Motorola has just made two sites for the developer editions of its newest phones live, and you can actually pre-order one right now. The RAZR M Developer Edition will cost you $550, which seems about right given the specifications. It will ship around September 13th, and comes in any color you like, so long as it's black.
You can also sign up for updates on the RAZR HD Developer Edition, though don't expect news on availability or pricing particularly soon - Motorola says it won't be shipping until "before the holidays." Both dev edition devices come with unlocked bootloaders right out of the box, so you can get your ROM on unhindered.

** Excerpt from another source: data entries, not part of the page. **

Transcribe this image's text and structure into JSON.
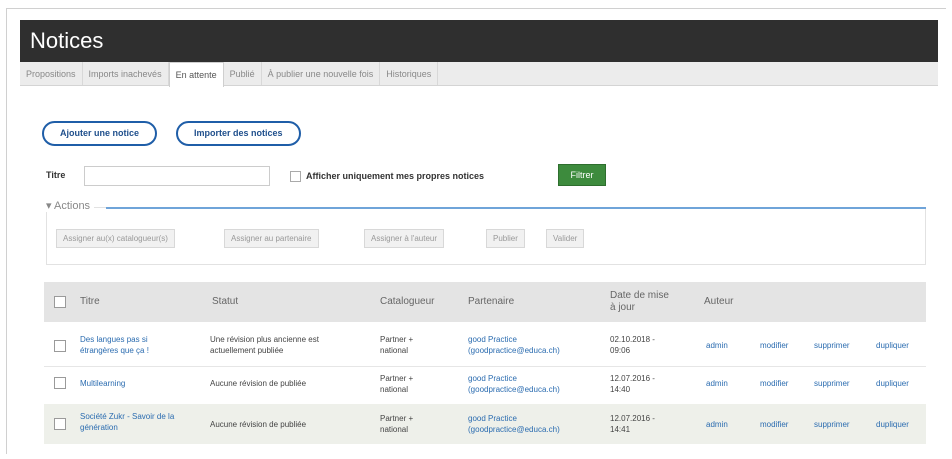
{
  "page": {
    "title": "Notices"
  },
  "tabs": [
    "Propositions",
    "Imports inachevés",
    "En attente",
    "Publié",
    "À publier une nouvelle fois",
    "Historiques"
  ],
  "buttons": {
    "add": "Ajouter une notice",
    "import": "Importer des notices",
    "filter": "Filtrer"
  },
  "filters": {
    "title_label": "Titre",
    "title_value": "",
    "mine_label": "Afficher uniquement mes propres notices",
    "mine_checked": false
  },
  "actions": {
    "legend": "Actions",
    "buttons": [
      "Assigner au(x) catalogueur(s)",
      "Assigner au partenaire",
      "Assigner à l'auteur",
      "Publier",
      "Valider"
    ]
  },
  "table": {
    "columns": [
      "Titre",
      "Statut",
      "Catalogueur",
      "Partenaire",
      "Date de mise à jour",
      "Auteur"
    ],
    "rows": [
      {
        "title_1": "Des langues pas si",
        "title_2": "étrangères que ça !",
        "status_1": "Une révision plus ancienne est",
        "status_2": "actuellement publiée",
        "catalog_1": "Partner +",
        "catalog_2": "national",
        "partner_1": "good Practice",
        "partner_2": "(goodpractice@educa.ch)",
        "date_1": "02.10.2018 -",
        "date_2": "09:06",
        "author": "admin",
        "edit": "modifier",
        "delete": "supprimer",
        "duplicate": "dupliquer"
      },
      {
        "title_1": "Multilearning",
        "title_2": "",
        "status_1": "Aucune révision de publiée",
        "status_2": "",
        "catalog_1": "Partner +",
        "catalog_2": "national",
        "partner_1": "good Practice",
        "partner_2": "(goodpractice@educa.ch)",
        "date_1": "12.07.2016 -",
        "date_2": "14:40",
        "author": "admin",
        "edit": "modifier",
        "delete": "supprimer",
        "duplicate": "dupliquer"
      },
      {
        "title_1": "Société Zukr - Savoir de la",
        "title_2": "génération",
        "status_1": "Aucune révision de publiée",
        "status_2": "",
        "catalog_1": "Partner +",
        "catalog_2": "national",
        "partner_1": "good Practice",
        "partner_2": "(goodpractice@educa.ch)",
        "date_1": "12.07.2016 -",
        "date_2": "14:41",
        "author": "admin",
        "edit": "modifier",
        "delete": "supprimer",
        "duplicate": "dupliquer"
      }
    ]
  }
}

Today, a software update began rolling out for the Galaxy Note in Germany. The primary changes are cosmetic, it seems, to bring the phone more in line with the look and feel of the Galaxy Note II. The menu interface has been updated to be more consistent, and Samsung has also added a brand new Gallery that looks fantastic.
Verizon is presently announcing its brand-new smartphone lineup, and they've started with the DROID RAZR HD, and its MAXX sibling.

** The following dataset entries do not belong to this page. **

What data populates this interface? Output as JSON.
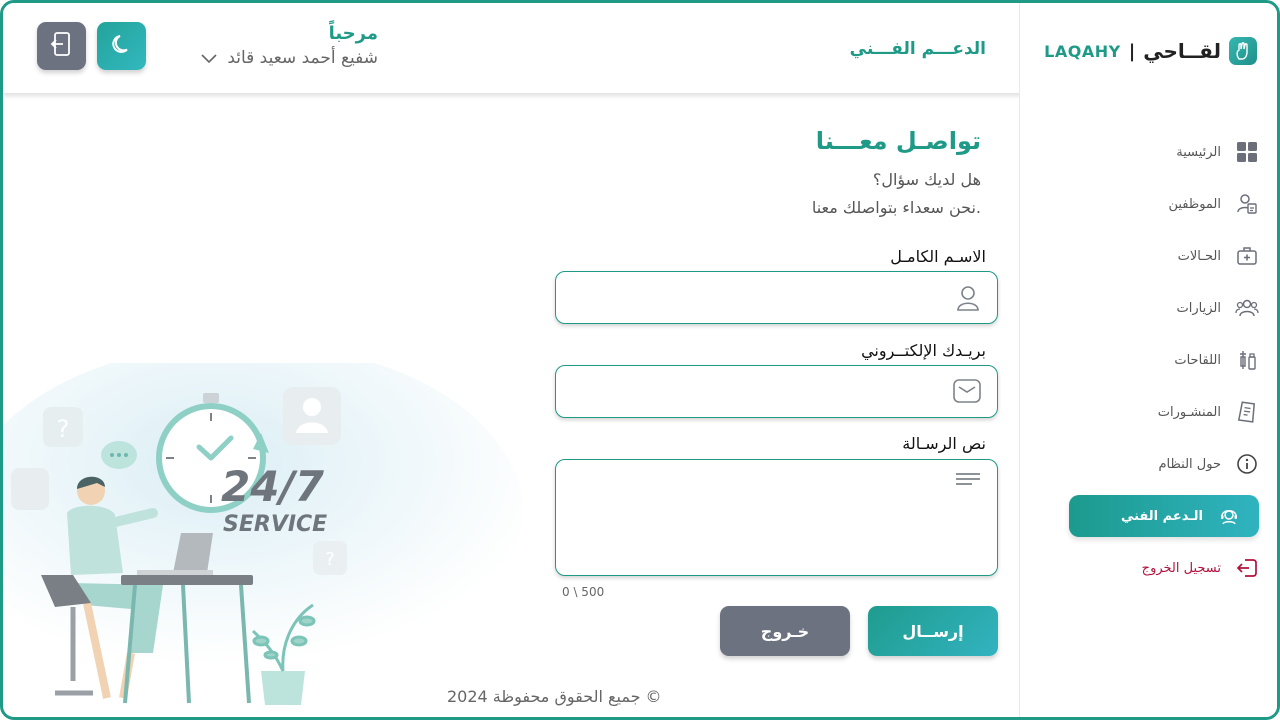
{
  "brand": {
    "name_ar": "لقــاحي",
    "separator": "|",
    "name_en": "LAQAHY"
  },
  "header": {
    "page_heading": "الدعـــم الفـــني",
    "greeting": "مرحباً",
    "user_name": "شفيع أحمد سعيد قائد"
  },
  "sidebar": {
    "items": [
      {
        "label": "الرئيسية",
        "icon": "grid-icon"
      },
      {
        "label": "الموظفين",
        "icon": "employees-icon"
      },
      {
        "label": "الحـالات",
        "icon": "medical-bag-icon"
      },
      {
        "label": "الزيارات",
        "icon": "visitors-icon"
      },
      {
        "label": "اللقاحات",
        "icon": "syringe-icon"
      },
      {
        "label": "المنشـورات",
        "icon": "document-icon"
      },
      {
        "label": "حول النظام",
        "icon": "info-icon"
      },
      {
        "label": "الـدعم الفني",
        "icon": "support-icon",
        "active": true
      },
      {
        "label": "تسجيل الخروج",
        "icon": "logout-icon"
      }
    ]
  },
  "contact": {
    "title": "تواصـل معـــنا",
    "sub1": "هل لديك سؤال؟",
    "sub2": "نحن سعداء بتواصلك معنا.",
    "name_label": "الاسـم الكامـل",
    "email_label": "بريـدك الإلكتــروني",
    "message_label": "نص الرسـالة",
    "counter": "0 \\ 500",
    "send_label": "إرســال",
    "cancel_label": "خـروج"
  },
  "illustration": {
    "line1": "24/7",
    "line2": "SERVICE"
  },
  "footer": "جميع الحقوق محفوظة 2024 ©",
  "colors": {
    "accent": "#1f9a87",
    "accent_light": "#33b3c0",
    "muted_button": "#6d7280",
    "logout": "#b3123d"
  }
}
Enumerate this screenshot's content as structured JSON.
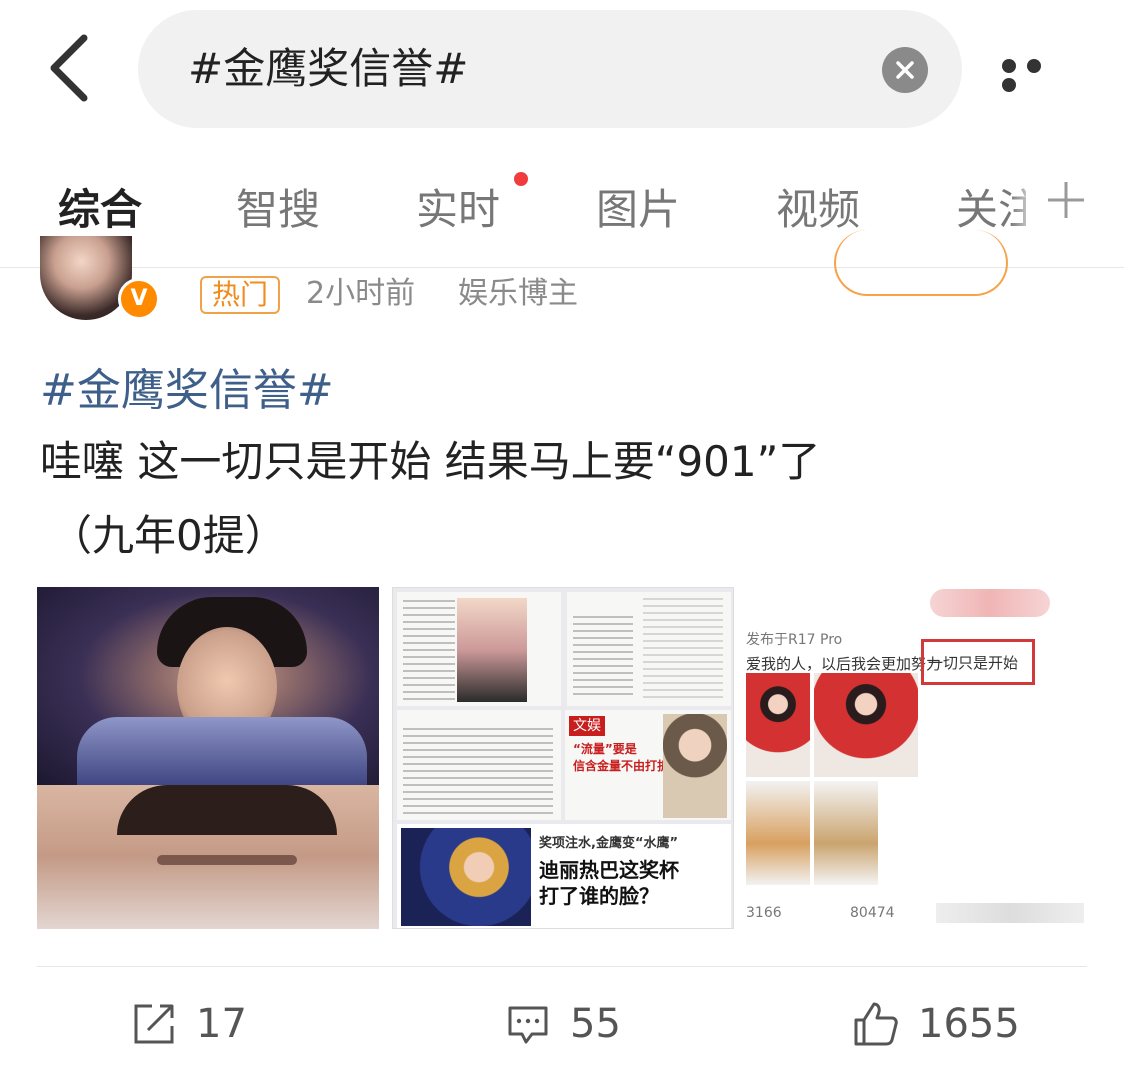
{
  "search": {
    "query": "#金鹰奖信誉#"
  },
  "tabs": [
    {
      "label": "综合",
      "active": true
    },
    {
      "label": "智搜"
    },
    {
      "label": "实时",
      "has_dot": true
    },
    {
      "label": "图片"
    },
    {
      "label": "视频"
    },
    {
      "label": "关注"
    }
  ],
  "post": {
    "hot_tag": "热门",
    "time": "2小时前",
    "author_type": "娱乐博主",
    "verified_badge": "V",
    "hashtag": "#金鹰奖信誉#",
    "text_line1": "哇噻 这一切只是开始 结果马上要“901”了",
    "text_line2": "（九年0提）",
    "images": {
      "img2": {
        "red_tag": "文娱",
        "headline_small": "“流量”要是\n信含金量不由打折",
        "headline1": "奖项注水,金鹰变“水鹰”",
        "headline2": "迪丽热巴这奖杯",
        "headline3": "打了谁的脸？"
      },
      "img3": {
        "device": "发布于R17 Pro",
        "line": "爱我的人，以后我会更加努力",
        "highlight": "一切只是开始",
        "num_left": "3166",
        "num_right": "80474"
      }
    }
  },
  "actions": {
    "repost": "17",
    "comment": "55",
    "like": "1655"
  },
  "colors": {
    "accent": "#ff8200",
    "hashtag": "#3e5f8a",
    "hot": "#f08c1e"
  }
}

Both are sporting 4.7" SAMOLED Gorilla Glass displays, but Motorola says they have the same size footprint as the original RAZR, which is pretty impressive. The S4 Snapdragon dual-core processor powers these devices, and they will run Android 4.0 out of the box. Motorola, however, has said both will have Jelly Bean before the year's end.
Motorola unveiled a trio of new handsets today: the Droid RAZR HD, RAZR MAXX HD, and RAZR M (too much caps lock, Motorola!). While the first two focus on large 4.7" HD displays, the latter is all about packing as much display possible into a small shell.

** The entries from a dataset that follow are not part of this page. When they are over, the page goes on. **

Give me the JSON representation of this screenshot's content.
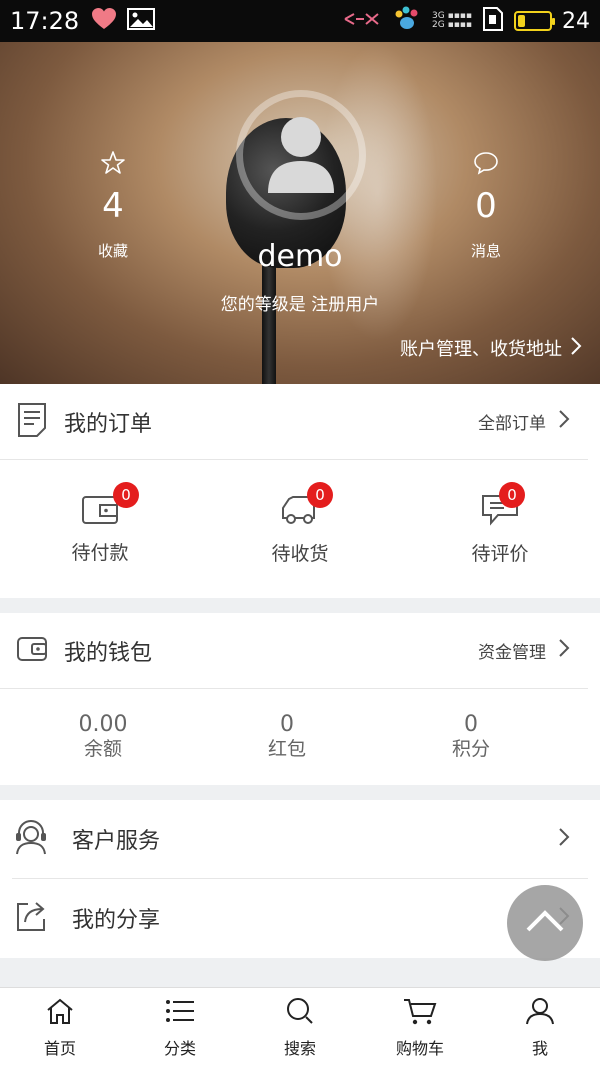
{
  "status_bar": {
    "time": "17:28",
    "battery_level": "24",
    "battery_fill_fraction": 0.24,
    "network_3g": "3G",
    "network_2g": "2G"
  },
  "profile": {
    "username": "demo",
    "level_text": "您的等级是 注册用户",
    "favorites_count": "4",
    "favorites_label": "收藏",
    "messages_count": "0",
    "messages_label": "消息",
    "account_link": "账户管理、收货地址"
  },
  "orders": {
    "title": "我的订单",
    "all_link": "全部订单",
    "items": [
      {
        "label": "待付款",
        "badge": "0",
        "icon": "wallet-card-icon"
      },
      {
        "label": "待收货",
        "badge": "0",
        "icon": "delivery-truck-icon"
      },
      {
        "label": "待评价",
        "badge": "0",
        "icon": "comment-icon"
      }
    ]
  },
  "wallet": {
    "title": "我的钱包",
    "manage_link": "资金管理",
    "items": [
      {
        "value": "0.00",
        "label": "余额"
      },
      {
        "value": "0",
        "label": "红包"
      },
      {
        "value": "0",
        "label": "积分"
      }
    ]
  },
  "services": {
    "customer_service": "客户服务",
    "my_share": "我的分享"
  },
  "tabbar": {
    "items": [
      {
        "label": "首页",
        "icon": "home-icon"
      },
      {
        "label": "分类",
        "icon": "list-icon"
      },
      {
        "label": "搜索",
        "icon": "search-icon"
      },
      {
        "label": "购物车",
        "icon": "cart-icon"
      },
      {
        "label": "我",
        "icon": "user-icon"
      }
    ]
  },
  "colors": {
    "badge": "#e41d1d",
    "battery": "#f2d21c",
    "background": "#eef0f2"
  }
}
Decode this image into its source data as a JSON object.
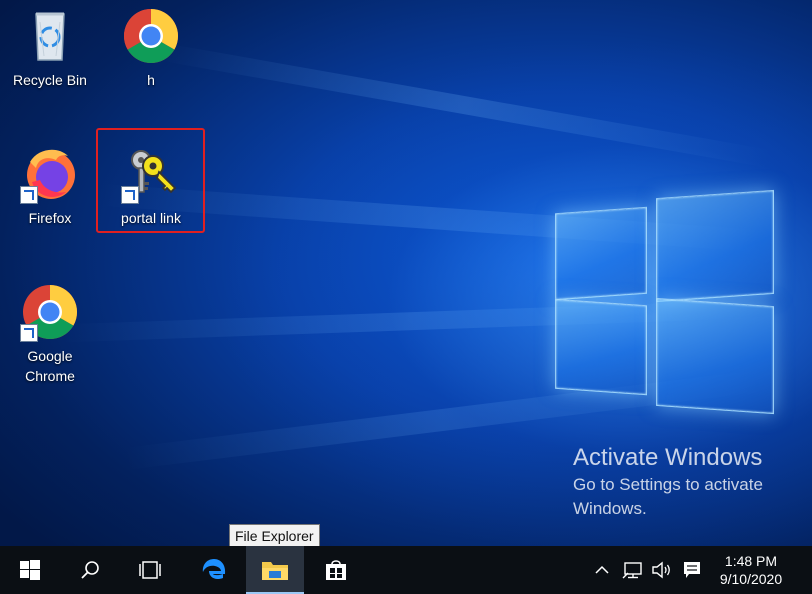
{
  "desktop_icons": [
    {
      "id": "recycle-bin",
      "label": "Recycle Bin"
    },
    {
      "id": "chrome-h",
      "label": "h"
    },
    {
      "id": "firefox",
      "label": "Firefox"
    },
    {
      "id": "portal-link",
      "label": "portal link"
    },
    {
      "id": "google-chrome",
      "label": "Google Chrome"
    }
  ],
  "activation": {
    "title": "Activate Windows",
    "message": "Go to Settings to activate Windows."
  },
  "tooltip": "File Explorer",
  "taskbar": {
    "buttons": [
      "start",
      "search",
      "task-view",
      "edge",
      "file-explorer",
      "store"
    ],
    "active": "file-explorer"
  },
  "clock": {
    "time": "1:48 PM",
    "date": "9/10/2020"
  },
  "colors": {
    "highlight": "#e02020",
    "taskbar": "#0b0f14",
    "accent": "#1f63c9"
  }
}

4.3" 540x960 display with "almost no borders" (is this the bezel-less device that we've been hearing about? Let's hope not) and Gorilla Glass
1.5GHz dual-core processor
8GB storage, microSD card slot
4G LTE connectivity
8MP rear shooter
60.9 x 122.5 x 8.3; 126g
While we would like to say this device is shipping with Jelly Bean, Motorola stated that it will be updated "by the end of the year," so...
Today, Motorola just floored users with an unprecedented offer: if you bought a phone from Motorola that launched in 2011, most of you will receive an upgrade to Jelly Bean. If, however, you're using a phone that Motorola decides will have a degraded experience, you will receive $100 in credit towards an upgrade. This may mark the first time that a manufacturer has broadly promised compensation for a lack of updates for all of its devices.
CDMA-based Nexuses (Nexii?) tend to get the short end of the stick when it comes to timely updates. The promise of the Nexus is that you'll always have the latest Android experience just the way Google imagines it. While the international version of the Galaxy Nexus has had Jelly Bean for a while, Sprint's been left in the cold. Until, tomorrow, September 6th, if Android Central's source is correct.
Here's the email that a tipster sent in:
To Sprint Business Sales
September 5, 2012
Software updates for the Samsung Galaxy Nexus (L700) and Nexus S 4G will be available beginning Thursday, 9.6.12.
Today it was learned, through a US Patent and Trademark Office filing, that Google has been granted a patent concerning the logging in of multiple users by facial recognition.
Typically, the granting of yet another tech patent wouldn't be extraordinarily interesting news. But given the fact that Google's latest patent relates to multiple user support, and the fact that code meant for multiple user support has been sitting right under our noses in AOSP for some time now, patent number 8,261,090 is definitely worth discussing.
T-Mobile got into the phablet game a little late when it released the Galaxy Note back in early August. Then, some three weeks later, all traces of the giant Samsung phone inexplicably disappeared from T-Mo's site, and third-party retailers were "out of stock." The latter incident lead us to believe one thing: T-Mobile was canning the original Note and would be getting the Note II soon after it launches in the U.S.
This morning, Verizon officially announced the Galaxy Stellar 4G, a mid-range handset that will be available beginning on September 6th. Samsung is running two steps ahead, as the company just released the kernel source code for the device. This basically means that ROM devs and kernel hackers can download the source and have tweaks in place before the device is even released.
Also newly available on Samsung's Open Source Release Center is the kernel source for the Galaxy S Duos, a dual-SIM handset recently announced for the European market.